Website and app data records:
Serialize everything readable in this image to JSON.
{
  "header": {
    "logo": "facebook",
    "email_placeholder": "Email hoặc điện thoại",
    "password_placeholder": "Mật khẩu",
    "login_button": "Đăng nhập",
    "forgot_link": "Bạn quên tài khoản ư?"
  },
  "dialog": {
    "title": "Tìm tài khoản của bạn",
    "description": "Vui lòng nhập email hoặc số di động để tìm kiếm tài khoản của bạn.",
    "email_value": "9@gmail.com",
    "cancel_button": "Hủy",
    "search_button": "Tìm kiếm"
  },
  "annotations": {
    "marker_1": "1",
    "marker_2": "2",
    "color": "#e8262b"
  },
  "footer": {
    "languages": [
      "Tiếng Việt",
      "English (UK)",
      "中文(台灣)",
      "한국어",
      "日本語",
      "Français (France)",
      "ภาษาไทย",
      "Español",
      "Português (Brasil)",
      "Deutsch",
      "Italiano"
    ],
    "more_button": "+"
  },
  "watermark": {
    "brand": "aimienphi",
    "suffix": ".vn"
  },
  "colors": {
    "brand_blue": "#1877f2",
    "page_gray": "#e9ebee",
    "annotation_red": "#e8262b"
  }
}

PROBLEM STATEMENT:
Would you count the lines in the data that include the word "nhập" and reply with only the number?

COMPLETED TASK:
2